ACTIVITY
In full and exactly, reproduce the entries below, but omit the pictures.

Segment Start: DATA EXTRACT

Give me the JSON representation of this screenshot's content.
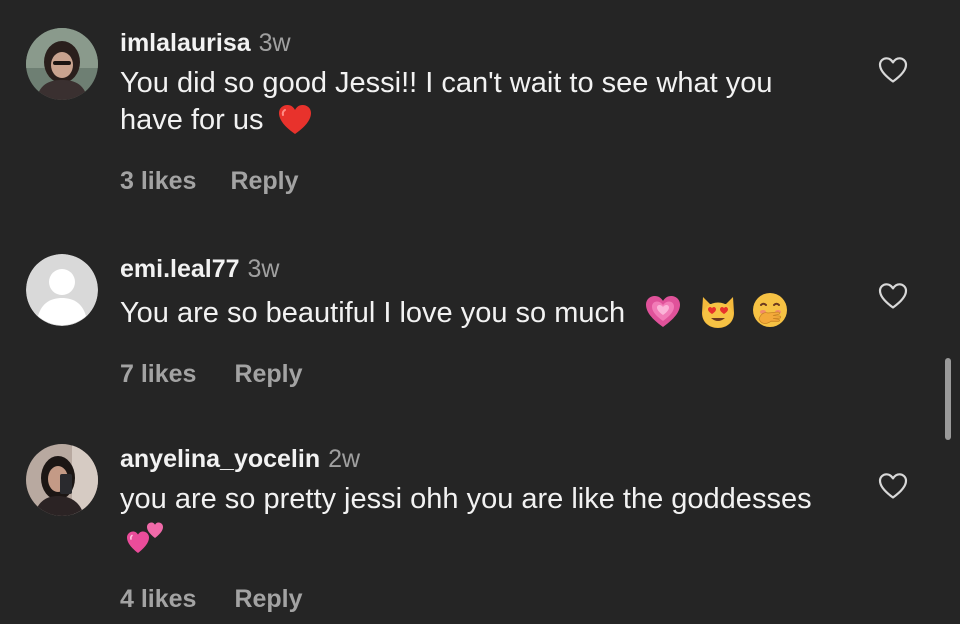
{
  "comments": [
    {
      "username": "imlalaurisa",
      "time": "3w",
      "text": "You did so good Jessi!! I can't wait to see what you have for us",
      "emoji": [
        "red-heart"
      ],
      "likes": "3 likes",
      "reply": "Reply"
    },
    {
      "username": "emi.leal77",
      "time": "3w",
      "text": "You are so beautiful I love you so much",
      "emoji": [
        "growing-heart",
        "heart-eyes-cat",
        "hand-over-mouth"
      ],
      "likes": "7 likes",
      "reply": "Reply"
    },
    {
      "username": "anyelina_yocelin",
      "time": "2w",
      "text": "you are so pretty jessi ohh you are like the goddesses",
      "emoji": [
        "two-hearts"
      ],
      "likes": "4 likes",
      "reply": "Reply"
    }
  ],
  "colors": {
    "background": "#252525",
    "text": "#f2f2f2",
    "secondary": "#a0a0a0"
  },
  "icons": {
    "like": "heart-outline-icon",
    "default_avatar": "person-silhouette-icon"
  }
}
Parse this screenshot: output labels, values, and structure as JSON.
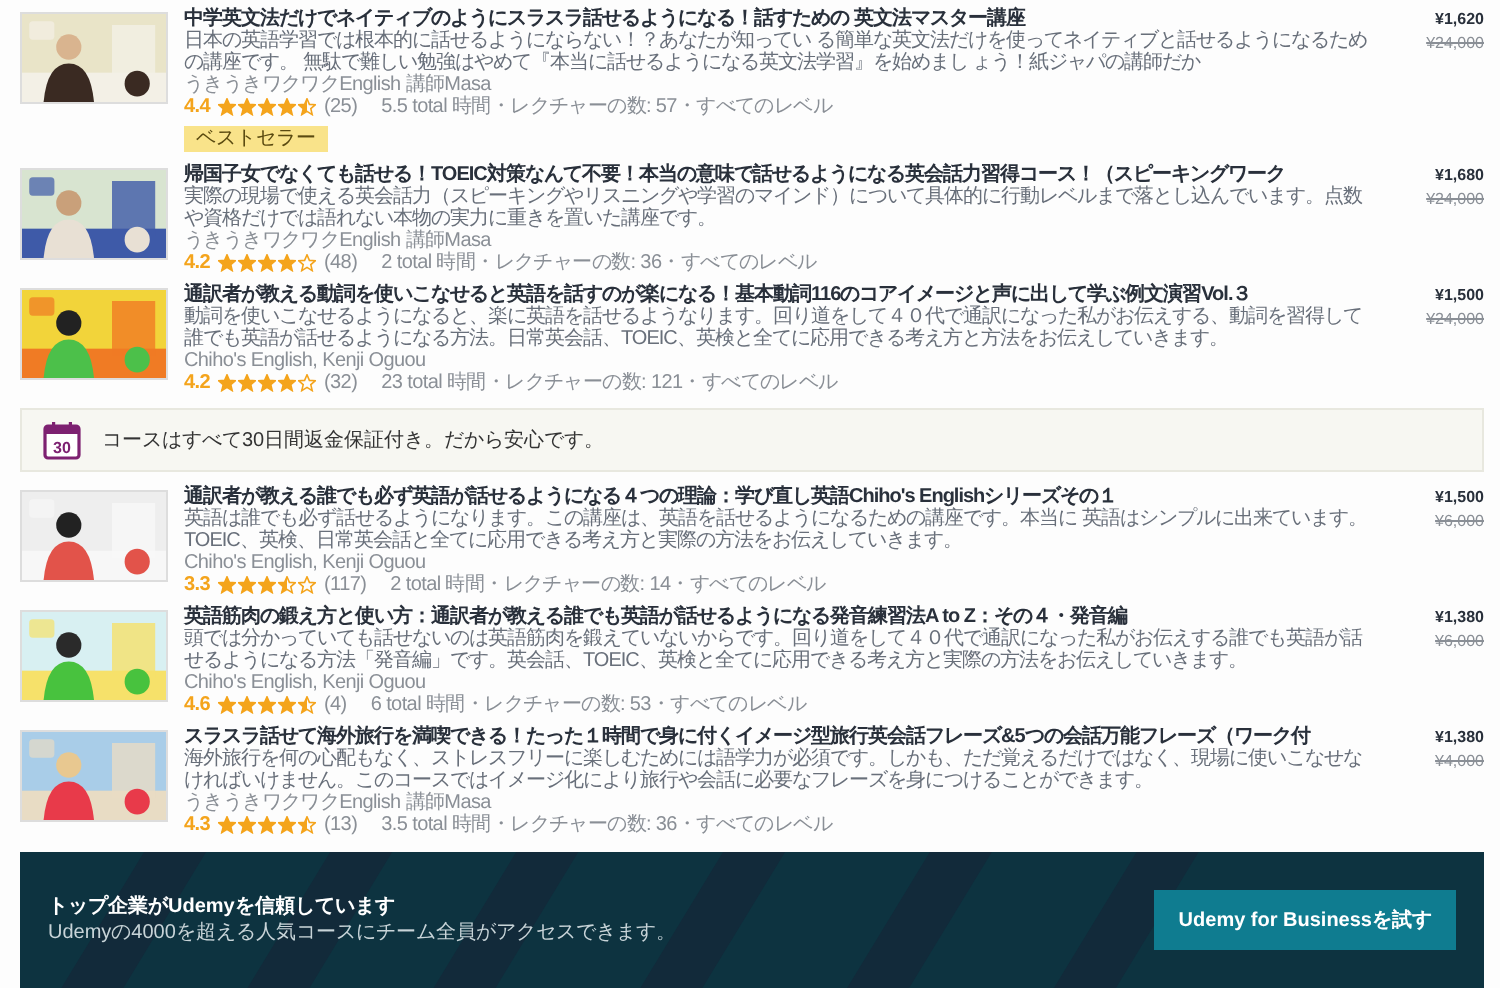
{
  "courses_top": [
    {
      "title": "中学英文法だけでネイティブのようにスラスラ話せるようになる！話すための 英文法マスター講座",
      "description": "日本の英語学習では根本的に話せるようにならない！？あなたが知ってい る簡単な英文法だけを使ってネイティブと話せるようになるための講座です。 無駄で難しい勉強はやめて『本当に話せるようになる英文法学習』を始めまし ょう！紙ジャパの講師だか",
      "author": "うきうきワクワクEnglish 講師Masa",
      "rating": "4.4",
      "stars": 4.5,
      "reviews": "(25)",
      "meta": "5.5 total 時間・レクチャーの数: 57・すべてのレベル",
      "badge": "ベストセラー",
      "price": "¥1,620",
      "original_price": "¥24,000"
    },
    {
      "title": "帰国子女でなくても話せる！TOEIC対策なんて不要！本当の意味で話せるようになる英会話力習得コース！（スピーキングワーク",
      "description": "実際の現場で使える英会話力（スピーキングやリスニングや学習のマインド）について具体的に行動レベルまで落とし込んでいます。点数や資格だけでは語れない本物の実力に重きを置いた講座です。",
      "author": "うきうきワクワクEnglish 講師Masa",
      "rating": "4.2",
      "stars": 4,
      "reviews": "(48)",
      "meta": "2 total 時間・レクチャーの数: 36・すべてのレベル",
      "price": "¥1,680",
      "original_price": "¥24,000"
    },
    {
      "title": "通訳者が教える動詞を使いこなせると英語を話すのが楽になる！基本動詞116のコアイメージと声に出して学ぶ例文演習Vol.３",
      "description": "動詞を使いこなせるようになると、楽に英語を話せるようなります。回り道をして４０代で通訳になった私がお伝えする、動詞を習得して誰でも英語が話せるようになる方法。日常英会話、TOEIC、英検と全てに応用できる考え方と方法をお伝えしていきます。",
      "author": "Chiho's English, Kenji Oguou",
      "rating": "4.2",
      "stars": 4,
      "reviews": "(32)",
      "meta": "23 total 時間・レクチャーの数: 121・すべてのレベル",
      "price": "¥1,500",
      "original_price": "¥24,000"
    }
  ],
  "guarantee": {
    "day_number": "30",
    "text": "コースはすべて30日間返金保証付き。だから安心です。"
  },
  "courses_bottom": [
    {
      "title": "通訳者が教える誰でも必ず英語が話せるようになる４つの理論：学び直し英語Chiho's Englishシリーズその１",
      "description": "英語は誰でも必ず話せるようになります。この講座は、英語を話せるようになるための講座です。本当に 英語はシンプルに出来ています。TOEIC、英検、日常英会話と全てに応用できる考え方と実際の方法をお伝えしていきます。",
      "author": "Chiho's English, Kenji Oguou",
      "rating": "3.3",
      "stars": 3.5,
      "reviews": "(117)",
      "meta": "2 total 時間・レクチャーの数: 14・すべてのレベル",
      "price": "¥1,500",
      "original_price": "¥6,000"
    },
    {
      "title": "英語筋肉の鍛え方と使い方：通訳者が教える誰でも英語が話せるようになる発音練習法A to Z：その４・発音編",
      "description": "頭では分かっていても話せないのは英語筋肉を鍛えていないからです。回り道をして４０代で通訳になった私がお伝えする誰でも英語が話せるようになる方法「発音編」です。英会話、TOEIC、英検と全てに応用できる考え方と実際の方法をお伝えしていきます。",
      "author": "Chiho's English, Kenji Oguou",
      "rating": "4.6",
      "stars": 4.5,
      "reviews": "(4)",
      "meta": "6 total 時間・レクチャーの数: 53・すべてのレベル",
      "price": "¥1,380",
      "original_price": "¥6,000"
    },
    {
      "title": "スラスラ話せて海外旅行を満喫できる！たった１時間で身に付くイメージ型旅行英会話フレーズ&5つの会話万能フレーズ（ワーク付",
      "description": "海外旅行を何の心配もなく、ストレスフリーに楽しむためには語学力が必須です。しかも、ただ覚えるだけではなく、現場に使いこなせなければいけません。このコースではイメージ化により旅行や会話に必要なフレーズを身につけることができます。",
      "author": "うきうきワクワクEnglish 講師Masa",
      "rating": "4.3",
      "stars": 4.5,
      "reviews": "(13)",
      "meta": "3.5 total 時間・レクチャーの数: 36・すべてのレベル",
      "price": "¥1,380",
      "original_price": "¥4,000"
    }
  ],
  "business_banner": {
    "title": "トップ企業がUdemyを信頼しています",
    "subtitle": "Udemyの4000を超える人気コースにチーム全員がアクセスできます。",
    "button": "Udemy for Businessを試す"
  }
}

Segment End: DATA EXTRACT

FINISHED TASK
Give me the JSON representation of this screenshot's content.
{
  "comments": [
    {
      "username": "imlalaurisa",
      "time": "3w",
      "text": "You did so good Jessi!! I can't wait to see what you have for us",
      "emoji": [
        "red-heart"
      ],
      "likes": "3 likes",
      "reply": "Reply"
    },
    {
      "username": "emi.leal77",
      "time": "3w",
      "text": "You are so beautiful I love you so much",
      "emoji": [
        "growing-heart",
        "heart-eyes-cat",
        "hand-over-mouth"
      ],
      "likes": "7 likes",
      "reply": "Reply"
    },
    {
      "username": "anyelina_yocelin",
      "time": "2w",
      "text": "you are so pretty jessi ohh you are like the goddesses",
      "emoji": [
        "two-hearts"
      ],
      "likes": "4 likes",
      "reply": "Reply"
    }
  ],
  "colors": {
    "background": "#252525",
    "text": "#f2f2f2",
    "secondary": "#a0a0a0"
  },
  "icons": {
    "like": "heart-outline-icon",
    "default_avatar": "person-silhouette-icon"
  }
}
Parse this screenshot: output labels, values, and structure as JSON.
{
  "courses_top": [
    {
      "title": "中学英文法だけでネイティブのようにスラスラ話せるようになる！話すための 英文法マスター講座",
      "description": "日本の英語学習では根本的に話せるようにならない！？あなたが知ってい る簡単な英文法だけを使ってネイティブと話せるようになるための講座です。 無駄で難しい勉強はやめて『本当に話せるようになる英文法学習』を始めまし ょう！紙ジャパの講師だか",
      "author": "うきうきワクワクEnglish 講師Masa",
      "rating": "4.4",
      "stars": 4.5,
      "reviews": "(25)",
      "meta": "5.5 total 時間・レクチャーの数: 57・すべてのレベル",
      "badge": "ベストセラー",
      "price": "¥1,620",
      "original_price": "¥24,000"
    },
    {
      "title": "帰国子女でなくても話せる！TOEIC対策なんて不要！本当の意味で話せるようになる英会話力習得コース！（スピーキングワーク",
      "description": "実際の現場で使える英会話力（スピーキングやリスニングや学習のマインド）について具体的に行動レベルまで落とし込んでいます。点数や資格だけでは語れない本物の実力に重きを置いた講座です。",
      "author": "うきうきワクワクEnglish 講師Masa",
      "rating": "4.2",
      "stars": 4,
      "reviews": "(48)",
      "meta": "2 total 時間・レクチャーの数: 36・すべてのレベル",
      "price": "¥1,680",
      "original_price": "¥24,000"
    },
    {
      "title": "通訳者が教える動詞を使いこなせると英語を話すのが楽になる！基本動詞116のコアイメージと声に出して学ぶ例文演習Vol.３",
      "description": "動詞を使いこなせるようになると、楽に英語を話せるようなります。回り道をして４０代で通訳になった私がお伝えする、動詞を習得して誰でも英語が話せるようになる方法。日常英会話、TOEIC、英検と全てに応用できる考え方と方法をお伝えしていきます。",
      "author": "Chiho's English, Kenji Oguou",
      "rating": "4.2",
      "stars": 4,
      "reviews": "(32)",
      "meta": "23 total 時間・レクチャーの数: 121・すべてのレベル",
      "price": "¥1,500",
      "original_price": "¥24,000"
    }
  ],
  "guarantee": {
    "day_number": "30",
    "text": "コースはすべて30日間返金保証付き。だから安心です。"
  },
  "courses_bottom": [
    {
      "title": "通訳者が教える誰でも必ず英語が話せるようになる４つの理論：学び直し英語Chiho's Englishシリーズその１",
      "description": "英語は誰でも必ず話せるようになります。この講座は、英語を話せるようになるための講座です。本当に 英語はシンプルに出来ています。TOEIC、英検、日常英会話と全てに応用できる考え方と実際の方法をお伝えしていきます。",
      "author": "Chiho's English, Kenji Oguou",
      "rating": "3.3",
      "stars": 3.5,
      "reviews": "(117)",
      "meta": "2 total 時間・レクチャーの数: 14・すべてのレベル",
      "price": "¥1,500",
      "original_price": "¥6,000"
    },
    {
      "title": "英語筋肉の鍛え方と使い方：通訳者が教える誰でも英語が話せるようになる発音練習法A to Z：その４・発音編",
      "description": "頭では分かっていても話せないのは英語筋肉を鍛えていないからです。回り道をして４０代で通訳になった私がお伝えする誰でも英語が話せるようになる方法「発音編」です。英会話、TOEIC、英検と全てに応用できる考え方と実際の方法をお伝えしていきます。",
      "author": "Chiho's English, Kenji Oguou",
      "rating": "4.6",
      "stars": 4.5,
      "reviews": "(4)",
      "meta": "6 total 時間・レクチャーの数: 53・すべてのレベル",
      "price": "¥1,380",
      "original_price": "¥6,000"
    },
    {
      "title": "スラスラ話せて海外旅行を満喫できる！たった１時間で身に付くイメージ型旅行英会話フレーズ&5つの会話万能フレーズ（ワーク付",
      "description": "海外旅行を何の心配もなく、ストレスフリーに楽しむためには語学力が必須です。しかも、ただ覚えるだけではなく、現場に使いこなせなければいけません。このコースではイメージ化により旅行や会話に必要なフレーズを身につけることができます。",
      "author": "うきうきワクワクEnglish 講師Masa",
      "rating": "4.3",
      "stars": 4.5,
      "reviews": "(13)",
      "meta": "3.5 total 時間・レクチャーの数: 36・すべてのレベル",
      "price": "¥1,380",
      "original_price": "¥4,000"
    }
  ],
  "business_banner": {
    "title": "トップ企業がUdemyを信頼しています",
    "subtitle": "Udemyの4000を超える人気コースにチーム全員がアクセスできます。",
    "button": "Udemy for Businessを試す"
  }
}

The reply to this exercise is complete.